Images are to be excluded, and the rest of the data repeated exactly.

(Component data from apps and pages)

┏━━

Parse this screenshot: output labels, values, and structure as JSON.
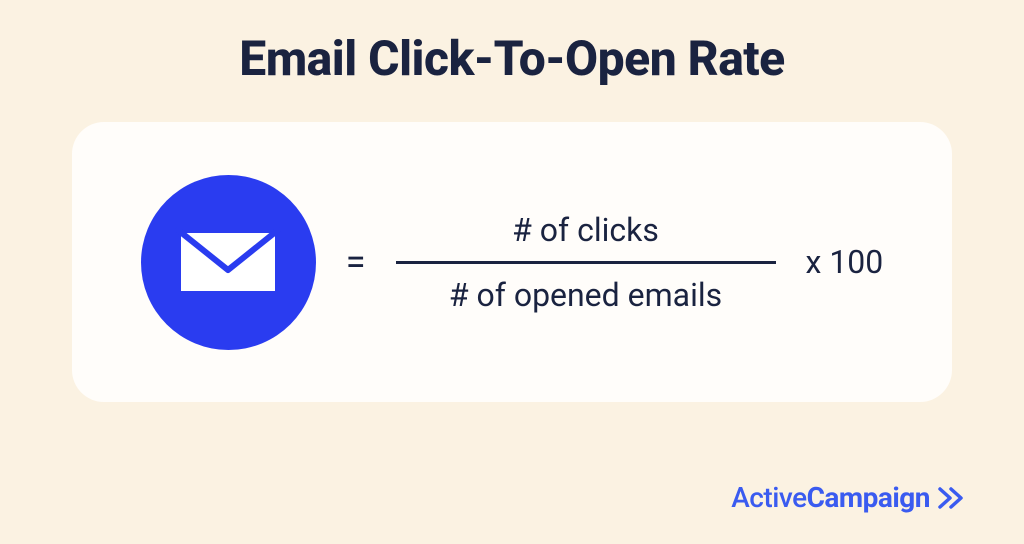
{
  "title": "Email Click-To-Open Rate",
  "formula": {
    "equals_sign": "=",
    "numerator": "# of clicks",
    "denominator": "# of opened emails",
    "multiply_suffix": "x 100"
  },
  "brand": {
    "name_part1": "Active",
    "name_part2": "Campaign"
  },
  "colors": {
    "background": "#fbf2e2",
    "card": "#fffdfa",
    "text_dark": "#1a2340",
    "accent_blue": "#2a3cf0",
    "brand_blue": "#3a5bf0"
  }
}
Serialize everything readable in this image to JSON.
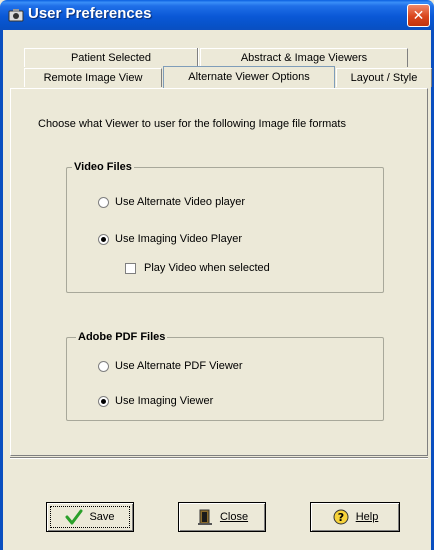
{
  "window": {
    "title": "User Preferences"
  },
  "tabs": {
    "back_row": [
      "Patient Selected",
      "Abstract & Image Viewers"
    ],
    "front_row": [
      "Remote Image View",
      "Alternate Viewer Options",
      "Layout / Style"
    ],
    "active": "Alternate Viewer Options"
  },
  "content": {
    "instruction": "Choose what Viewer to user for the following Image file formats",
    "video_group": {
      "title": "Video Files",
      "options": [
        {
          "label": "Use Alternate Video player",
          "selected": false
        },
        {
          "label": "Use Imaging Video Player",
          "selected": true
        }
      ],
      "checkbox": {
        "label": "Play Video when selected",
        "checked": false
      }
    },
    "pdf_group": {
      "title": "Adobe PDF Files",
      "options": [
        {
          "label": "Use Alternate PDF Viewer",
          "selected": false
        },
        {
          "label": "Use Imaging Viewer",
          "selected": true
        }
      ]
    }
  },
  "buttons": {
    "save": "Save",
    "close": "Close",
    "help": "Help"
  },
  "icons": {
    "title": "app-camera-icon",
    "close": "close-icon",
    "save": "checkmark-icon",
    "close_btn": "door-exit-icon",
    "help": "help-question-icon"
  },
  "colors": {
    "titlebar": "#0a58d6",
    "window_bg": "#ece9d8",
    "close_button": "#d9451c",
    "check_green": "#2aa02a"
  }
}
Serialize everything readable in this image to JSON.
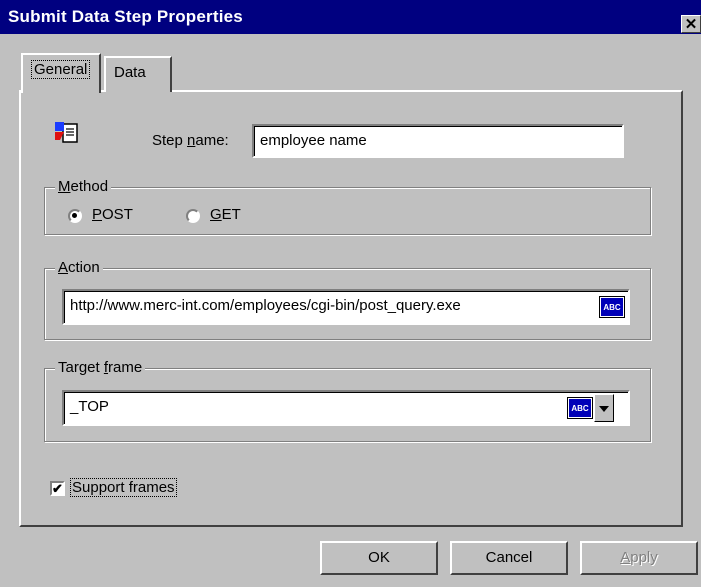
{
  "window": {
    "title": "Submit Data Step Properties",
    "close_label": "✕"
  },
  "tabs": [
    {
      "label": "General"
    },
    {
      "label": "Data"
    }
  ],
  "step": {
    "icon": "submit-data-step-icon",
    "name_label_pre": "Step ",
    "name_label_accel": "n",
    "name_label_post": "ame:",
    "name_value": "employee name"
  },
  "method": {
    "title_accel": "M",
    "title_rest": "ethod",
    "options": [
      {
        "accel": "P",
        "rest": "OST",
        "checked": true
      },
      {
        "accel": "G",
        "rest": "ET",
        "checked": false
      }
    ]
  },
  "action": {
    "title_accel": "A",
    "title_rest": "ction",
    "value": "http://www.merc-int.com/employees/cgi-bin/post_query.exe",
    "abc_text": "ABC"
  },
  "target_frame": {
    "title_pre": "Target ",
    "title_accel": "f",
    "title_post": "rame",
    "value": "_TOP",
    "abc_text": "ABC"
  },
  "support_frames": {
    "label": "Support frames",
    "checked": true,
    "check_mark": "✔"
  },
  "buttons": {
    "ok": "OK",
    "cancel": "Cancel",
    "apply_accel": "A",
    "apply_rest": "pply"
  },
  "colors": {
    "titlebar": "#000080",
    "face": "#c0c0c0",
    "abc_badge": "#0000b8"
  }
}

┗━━

Answer box:
Parse this screenshot: output labels, values, and structure as JSON.
{
  "title": "Email Click-To-Open Rate",
  "formula": {
    "equals_sign": "=",
    "numerator": "# of clicks",
    "denominator": "# of opened emails",
    "multiply_suffix": "x 100"
  },
  "brand": {
    "name_part1": "Active",
    "name_part2": "Campaign"
  },
  "colors": {
    "background": "#fbf2e2",
    "card": "#fffdfa",
    "text_dark": "#1a2340",
    "accent_blue": "#2a3cf0",
    "brand_blue": "#3a5bf0"
  }
}
Serialize everything readable in this image to JSON.
{
  "window": {
    "title": "User Preferences"
  },
  "tabs": {
    "back_row": [
      "Patient Selected",
      "Abstract & Image Viewers"
    ],
    "front_row": [
      "Remote Image View",
      "Alternate Viewer Options",
      "Layout / Style"
    ],
    "active": "Alternate Viewer Options"
  },
  "content": {
    "instruction": "Choose what Viewer to user for the following Image file formats",
    "video_group": {
      "title": "Video Files",
      "options": [
        {
          "label": "Use Alternate Video player",
          "selected": false
        },
        {
          "label": "Use Imaging Video Player",
          "selected": true
        }
      ],
      "checkbox": {
        "label": "Play Video when selected",
        "checked": false
      }
    },
    "pdf_group": {
      "title": "Adobe PDF Files",
      "options": [
        {
          "label": "Use Alternate PDF Viewer",
          "selected": false
        },
        {
          "label": "Use Imaging Viewer",
          "selected": true
        }
      ]
    }
  },
  "buttons": {
    "save": "Save",
    "close": "Close",
    "help": "Help"
  },
  "icons": {
    "title": "app-camera-icon",
    "close": "close-icon",
    "save": "checkmark-icon",
    "close_btn": "door-exit-icon",
    "help": "help-question-icon"
  },
  "colors": {
    "titlebar": "#0a58d6",
    "window_bg": "#ece9d8",
    "close_button": "#d9451c",
    "check_green": "#2aa02a"
  }
}
Serialize everything readable in this image to JSON.
{
  "window": {
    "title": "Submit Data Step Properties",
    "close_label": "✕"
  },
  "tabs": [
    {
      "label": "General"
    },
    {
      "label": "Data"
    }
  ],
  "step": {
    "icon": "submit-data-step-icon",
    "name_label_pre": "Step ",
    "name_label_accel": "n",
    "name_label_post": "ame:",
    "name_value": "employee name"
  },
  "method": {
    "title_accel": "M",
    "title_rest": "ethod",
    "options": [
      {
        "accel": "P",
        "rest": "OST",
        "checked": true
      },
      {
        "accel": "G",
        "rest": "ET",
        "checked": false
      }
    ]
  },
  "action": {
    "title_accel": "A",
    "title_rest": "ction",
    "value": "http://www.merc-int.com/employees/cgi-bin/post_query.exe",
    "abc_text": "ABC"
  },
  "target_frame": {
    "title_pre": "Target ",
    "title_accel": "f",
    "title_post": "rame",
    "value": "_TOP",
    "abc_text": "ABC"
  },
  "support_frames": {
    "label": "Support frames",
    "checked": true,
    "check_mark": "✔"
  },
  "buttons": {
    "ok": "OK",
    "cancel": "Cancel",
    "apply_accel": "A",
    "apply_rest": "pply"
  },
  "colors": {
    "titlebar": "#000080",
    "face": "#c0c0c0",
    "abc_badge": "#0000b8"
  }
}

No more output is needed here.